A new study by Tamihide Matsubara and his colleagues from Nagoya City University in Japan has sought to alleviate this problem. Matsubara and his coworkers used human induced pluripotent stem (iPS) cells to produce functional human intestinal enterocytes and showed that they faithfully recapitulated the drug metabolism of normal, human intestinal enterocytes.
To make intestinal enterocytes from iPS cells, Matsubara and others treated these cells with chemicals called activin A and fibroblast growth factor 2 to drive the cells to become intestinal-like stem cells. These cultured intestinal-like stem cells them differentiated into enterocytes when grown in a culture medium that contained epidermal growth factor and other small-molecule compounds.
The differentiated cells expressed intestinal marker genes and drug transporters.

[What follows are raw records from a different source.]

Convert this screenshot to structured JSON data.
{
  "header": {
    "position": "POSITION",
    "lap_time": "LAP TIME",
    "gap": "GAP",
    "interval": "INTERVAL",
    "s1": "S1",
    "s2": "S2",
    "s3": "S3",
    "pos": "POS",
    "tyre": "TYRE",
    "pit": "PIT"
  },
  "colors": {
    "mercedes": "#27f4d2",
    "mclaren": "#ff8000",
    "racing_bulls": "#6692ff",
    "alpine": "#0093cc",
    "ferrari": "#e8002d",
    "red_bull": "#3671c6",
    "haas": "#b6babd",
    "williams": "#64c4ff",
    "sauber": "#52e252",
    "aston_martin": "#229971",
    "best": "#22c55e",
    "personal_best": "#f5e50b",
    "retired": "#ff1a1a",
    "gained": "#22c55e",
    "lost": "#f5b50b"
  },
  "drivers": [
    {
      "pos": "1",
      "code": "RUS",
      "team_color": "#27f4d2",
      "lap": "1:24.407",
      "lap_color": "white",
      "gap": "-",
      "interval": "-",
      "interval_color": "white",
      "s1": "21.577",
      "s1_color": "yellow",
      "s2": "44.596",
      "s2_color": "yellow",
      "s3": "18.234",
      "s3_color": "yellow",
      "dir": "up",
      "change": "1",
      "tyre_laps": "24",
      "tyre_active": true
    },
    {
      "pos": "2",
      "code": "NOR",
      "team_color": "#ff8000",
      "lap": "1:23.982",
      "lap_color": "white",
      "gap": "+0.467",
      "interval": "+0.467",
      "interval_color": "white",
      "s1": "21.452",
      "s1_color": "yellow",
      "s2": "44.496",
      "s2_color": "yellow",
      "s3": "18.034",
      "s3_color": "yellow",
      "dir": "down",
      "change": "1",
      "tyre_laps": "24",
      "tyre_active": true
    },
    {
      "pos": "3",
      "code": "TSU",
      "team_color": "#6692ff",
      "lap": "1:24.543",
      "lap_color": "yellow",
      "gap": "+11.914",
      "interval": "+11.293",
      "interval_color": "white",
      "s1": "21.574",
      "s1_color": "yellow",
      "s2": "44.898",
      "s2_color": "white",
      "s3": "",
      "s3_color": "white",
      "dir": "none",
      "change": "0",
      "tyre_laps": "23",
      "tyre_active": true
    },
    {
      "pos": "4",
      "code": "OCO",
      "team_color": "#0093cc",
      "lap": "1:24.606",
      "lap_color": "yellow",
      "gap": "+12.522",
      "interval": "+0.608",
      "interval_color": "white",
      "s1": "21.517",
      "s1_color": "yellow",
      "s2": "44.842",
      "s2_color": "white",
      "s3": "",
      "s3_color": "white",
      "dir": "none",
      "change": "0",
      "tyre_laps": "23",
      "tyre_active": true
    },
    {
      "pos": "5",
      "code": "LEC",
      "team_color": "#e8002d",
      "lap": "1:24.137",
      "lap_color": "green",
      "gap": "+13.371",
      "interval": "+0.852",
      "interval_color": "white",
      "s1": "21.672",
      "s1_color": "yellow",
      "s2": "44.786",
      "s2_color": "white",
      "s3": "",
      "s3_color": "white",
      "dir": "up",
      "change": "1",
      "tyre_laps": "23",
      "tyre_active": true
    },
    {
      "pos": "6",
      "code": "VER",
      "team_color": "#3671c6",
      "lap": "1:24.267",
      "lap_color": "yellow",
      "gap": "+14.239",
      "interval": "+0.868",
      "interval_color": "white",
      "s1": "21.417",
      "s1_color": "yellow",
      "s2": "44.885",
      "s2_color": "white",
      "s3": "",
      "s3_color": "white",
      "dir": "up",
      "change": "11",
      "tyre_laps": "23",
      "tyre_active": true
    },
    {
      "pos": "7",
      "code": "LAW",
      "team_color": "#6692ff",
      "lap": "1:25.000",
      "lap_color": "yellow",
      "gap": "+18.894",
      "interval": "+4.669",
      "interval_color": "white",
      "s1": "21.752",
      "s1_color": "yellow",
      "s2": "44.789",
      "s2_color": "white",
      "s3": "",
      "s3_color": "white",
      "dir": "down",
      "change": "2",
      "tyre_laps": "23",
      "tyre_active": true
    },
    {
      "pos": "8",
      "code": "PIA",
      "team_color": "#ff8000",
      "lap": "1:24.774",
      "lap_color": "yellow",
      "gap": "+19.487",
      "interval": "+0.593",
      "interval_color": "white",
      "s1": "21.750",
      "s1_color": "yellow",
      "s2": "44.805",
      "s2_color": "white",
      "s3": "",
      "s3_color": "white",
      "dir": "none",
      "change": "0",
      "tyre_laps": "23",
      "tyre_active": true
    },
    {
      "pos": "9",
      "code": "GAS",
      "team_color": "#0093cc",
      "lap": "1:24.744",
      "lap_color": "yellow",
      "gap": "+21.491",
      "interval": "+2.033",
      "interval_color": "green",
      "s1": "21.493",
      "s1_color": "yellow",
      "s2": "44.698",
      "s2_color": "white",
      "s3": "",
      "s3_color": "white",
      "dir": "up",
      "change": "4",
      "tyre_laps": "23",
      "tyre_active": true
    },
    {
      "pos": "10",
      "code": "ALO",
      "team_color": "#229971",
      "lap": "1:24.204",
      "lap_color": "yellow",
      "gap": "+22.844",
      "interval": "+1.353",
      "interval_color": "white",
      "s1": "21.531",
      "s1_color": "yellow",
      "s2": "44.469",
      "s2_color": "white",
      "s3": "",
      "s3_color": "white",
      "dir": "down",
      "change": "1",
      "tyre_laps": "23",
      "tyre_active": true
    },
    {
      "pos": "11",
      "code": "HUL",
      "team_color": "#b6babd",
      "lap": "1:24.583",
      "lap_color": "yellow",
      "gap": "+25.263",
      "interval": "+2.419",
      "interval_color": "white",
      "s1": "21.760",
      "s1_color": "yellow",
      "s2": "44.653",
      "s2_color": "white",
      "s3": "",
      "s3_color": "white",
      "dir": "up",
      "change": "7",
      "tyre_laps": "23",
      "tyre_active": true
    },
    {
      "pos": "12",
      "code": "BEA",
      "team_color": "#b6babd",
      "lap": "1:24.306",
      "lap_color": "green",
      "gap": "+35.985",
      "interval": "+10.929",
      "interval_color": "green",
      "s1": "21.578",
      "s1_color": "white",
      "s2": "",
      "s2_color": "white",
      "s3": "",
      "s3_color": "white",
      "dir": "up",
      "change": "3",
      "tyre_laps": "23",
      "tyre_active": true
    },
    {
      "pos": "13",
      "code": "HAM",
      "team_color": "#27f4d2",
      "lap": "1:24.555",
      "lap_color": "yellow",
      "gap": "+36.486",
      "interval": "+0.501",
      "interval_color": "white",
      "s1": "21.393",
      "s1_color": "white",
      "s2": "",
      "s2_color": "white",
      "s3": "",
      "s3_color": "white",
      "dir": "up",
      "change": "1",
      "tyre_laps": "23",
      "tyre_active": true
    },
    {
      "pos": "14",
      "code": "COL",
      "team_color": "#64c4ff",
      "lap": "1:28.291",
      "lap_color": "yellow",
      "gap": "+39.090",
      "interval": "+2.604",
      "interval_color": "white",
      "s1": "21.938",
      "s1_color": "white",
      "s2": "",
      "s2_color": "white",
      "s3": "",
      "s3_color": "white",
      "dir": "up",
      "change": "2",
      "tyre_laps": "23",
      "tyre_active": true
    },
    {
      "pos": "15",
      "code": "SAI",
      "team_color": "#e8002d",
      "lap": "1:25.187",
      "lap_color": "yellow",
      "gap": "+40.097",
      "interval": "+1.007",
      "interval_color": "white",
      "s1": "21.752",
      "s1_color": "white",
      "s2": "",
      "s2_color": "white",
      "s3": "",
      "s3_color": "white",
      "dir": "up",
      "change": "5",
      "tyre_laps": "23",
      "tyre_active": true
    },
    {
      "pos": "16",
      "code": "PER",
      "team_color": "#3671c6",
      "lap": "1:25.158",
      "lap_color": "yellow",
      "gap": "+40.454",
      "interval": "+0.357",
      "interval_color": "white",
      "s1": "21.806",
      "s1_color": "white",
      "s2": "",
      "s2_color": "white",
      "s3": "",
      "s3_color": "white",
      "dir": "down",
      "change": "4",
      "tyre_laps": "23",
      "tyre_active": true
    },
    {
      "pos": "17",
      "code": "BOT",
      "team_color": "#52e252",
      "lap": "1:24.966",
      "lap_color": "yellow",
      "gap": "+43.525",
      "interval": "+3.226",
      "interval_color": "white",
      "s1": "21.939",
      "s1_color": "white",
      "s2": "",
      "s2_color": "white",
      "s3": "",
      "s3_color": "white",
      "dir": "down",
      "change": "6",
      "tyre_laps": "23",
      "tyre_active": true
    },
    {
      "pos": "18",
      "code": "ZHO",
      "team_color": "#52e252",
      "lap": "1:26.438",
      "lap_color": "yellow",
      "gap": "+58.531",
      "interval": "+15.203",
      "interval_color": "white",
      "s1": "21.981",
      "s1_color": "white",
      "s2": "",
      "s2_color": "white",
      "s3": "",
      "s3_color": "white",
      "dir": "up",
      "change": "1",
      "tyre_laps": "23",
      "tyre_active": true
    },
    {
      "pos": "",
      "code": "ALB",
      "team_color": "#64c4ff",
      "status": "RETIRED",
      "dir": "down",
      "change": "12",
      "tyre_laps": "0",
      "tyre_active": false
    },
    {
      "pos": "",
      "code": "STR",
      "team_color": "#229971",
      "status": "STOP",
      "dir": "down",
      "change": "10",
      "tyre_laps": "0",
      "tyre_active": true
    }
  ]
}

For example, they expressed sucrase-isomaltase, an intestine-specific marker, and enterocyte drug-metabolizing enzymes such as CYP1/2, CYP2C9, CYP2C19, CYP2D6, CYP3A4/5, UGT, and SULT. Inhibitor studies showed that the intestinal oligopeptide transporter SLC15A1/PEPT1 was inhibited by the pain reliever ibuprofen, just like in naturally-occurring enterocytes. Also, active forms of vitamin D increased the expression of the enzymes CYP3A4 and CYP3A4/5, which is also observed in naturally-occurring human enterocytes.
These results show that Matsubara and his colleagues have successfully generated enterocyte-like cells that have the same drug metabolizing capacities as naturally-occurring enterocytes. These cells would be very useful for developing novel evaluation systems to predict individual human intestinal drug metabolism.